What’s your background?
I started my research career being a bit of an outsider – and found a discipline which welcomed that. I had studied history at BA and MA level in Canada, focusing primarily on gender and sexuality histories in the 17th and 18th centuries. It wasn’t until late in my Master’s degree that I found the subject areas that would shape the rest of my career – the history of science and history of photography.
I was very lucky to have mentors who encouraged me to continue into grad school, and follow a research subject – the use of photography in 19th century scientific communication – in which I had no foundational disciplinary training.
Completing my PhD in the history and philosophy of science gave me the flexibility to follow my research interests, while at the same time develop the experience working in museums that would be key to moving beyond academia later in my career. While studying for my PhD I had the chance to do two internships in museums – the first at the Science Museum and the second at the National Maritime Museum.
Later, when I was a postdoc on a large and collaborative Arts and Humanities Research Council (AHRC) Project, I was able to gain more experience working at the Natural History Museum (NHM) in London studying the use of images in the 19th century natural history periodicals.
All of my research and experience ultimately lead me towards working as a museum professional – where I have the opportunity to combine research and public engagement.
Why did you move beyond academia?
By 2017 I had been working as a postdoctoral researcher for five years. I had been able to work in the US and the UK on two large and collaborative research projects – the first at Harvard coordinating a branch of the Darwin Correspondence Project, and the second at the NHM and University of Leicester on the AHRC large cluster project ‘Constructing Scientific Communities: Citizen Science in the 19th and 21st Centuries.’
During this time, I was able to research and write a book and articles, teach some courses and establish myself within my disciplinary research communities.
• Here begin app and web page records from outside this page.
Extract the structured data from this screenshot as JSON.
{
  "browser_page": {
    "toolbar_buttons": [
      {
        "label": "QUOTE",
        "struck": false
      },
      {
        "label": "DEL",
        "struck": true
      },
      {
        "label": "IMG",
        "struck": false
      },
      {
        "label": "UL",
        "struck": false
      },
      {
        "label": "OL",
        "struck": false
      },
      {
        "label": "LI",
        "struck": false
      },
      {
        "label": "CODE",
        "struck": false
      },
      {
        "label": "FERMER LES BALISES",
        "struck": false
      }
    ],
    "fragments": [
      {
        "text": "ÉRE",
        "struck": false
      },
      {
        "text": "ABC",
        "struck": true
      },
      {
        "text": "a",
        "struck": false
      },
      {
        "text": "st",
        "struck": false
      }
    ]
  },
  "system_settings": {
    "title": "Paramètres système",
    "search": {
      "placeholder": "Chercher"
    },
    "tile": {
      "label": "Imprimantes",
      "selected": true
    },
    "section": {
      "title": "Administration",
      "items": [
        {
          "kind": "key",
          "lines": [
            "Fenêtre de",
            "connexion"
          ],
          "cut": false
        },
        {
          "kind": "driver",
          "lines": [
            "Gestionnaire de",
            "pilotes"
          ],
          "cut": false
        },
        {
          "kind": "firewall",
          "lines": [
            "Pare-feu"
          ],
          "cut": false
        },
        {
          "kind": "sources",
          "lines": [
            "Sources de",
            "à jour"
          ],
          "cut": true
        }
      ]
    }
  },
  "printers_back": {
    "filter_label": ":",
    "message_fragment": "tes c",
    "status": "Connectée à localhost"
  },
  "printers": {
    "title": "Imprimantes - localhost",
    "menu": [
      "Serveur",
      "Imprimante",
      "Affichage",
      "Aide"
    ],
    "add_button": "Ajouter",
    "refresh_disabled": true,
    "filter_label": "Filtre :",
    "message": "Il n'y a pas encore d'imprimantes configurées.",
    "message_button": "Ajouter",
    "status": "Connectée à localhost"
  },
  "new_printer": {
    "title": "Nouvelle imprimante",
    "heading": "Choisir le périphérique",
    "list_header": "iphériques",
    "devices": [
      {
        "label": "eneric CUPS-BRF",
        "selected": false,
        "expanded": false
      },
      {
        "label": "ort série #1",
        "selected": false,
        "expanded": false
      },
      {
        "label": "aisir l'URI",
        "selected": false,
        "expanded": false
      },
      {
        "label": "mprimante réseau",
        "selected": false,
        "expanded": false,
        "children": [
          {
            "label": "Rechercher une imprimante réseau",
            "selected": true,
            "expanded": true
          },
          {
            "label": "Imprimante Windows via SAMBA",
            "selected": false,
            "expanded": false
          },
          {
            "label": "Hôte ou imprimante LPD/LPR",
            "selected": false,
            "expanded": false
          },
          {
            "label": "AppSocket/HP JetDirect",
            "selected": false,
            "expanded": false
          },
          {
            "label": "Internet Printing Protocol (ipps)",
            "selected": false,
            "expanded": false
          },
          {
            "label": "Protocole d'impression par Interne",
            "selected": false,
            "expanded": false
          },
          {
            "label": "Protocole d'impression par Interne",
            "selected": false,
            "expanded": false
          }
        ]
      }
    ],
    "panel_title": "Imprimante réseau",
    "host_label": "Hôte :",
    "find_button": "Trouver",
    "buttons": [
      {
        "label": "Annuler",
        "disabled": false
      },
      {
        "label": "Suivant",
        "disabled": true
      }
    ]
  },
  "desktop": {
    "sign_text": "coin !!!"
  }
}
At the same time, however, I was able to gain experience in a number of different museums, and better understand how to effectively communicate research to public audiences. When I came to the job market at the end of my postdoc, I was already starting to think about moving into the museum sector.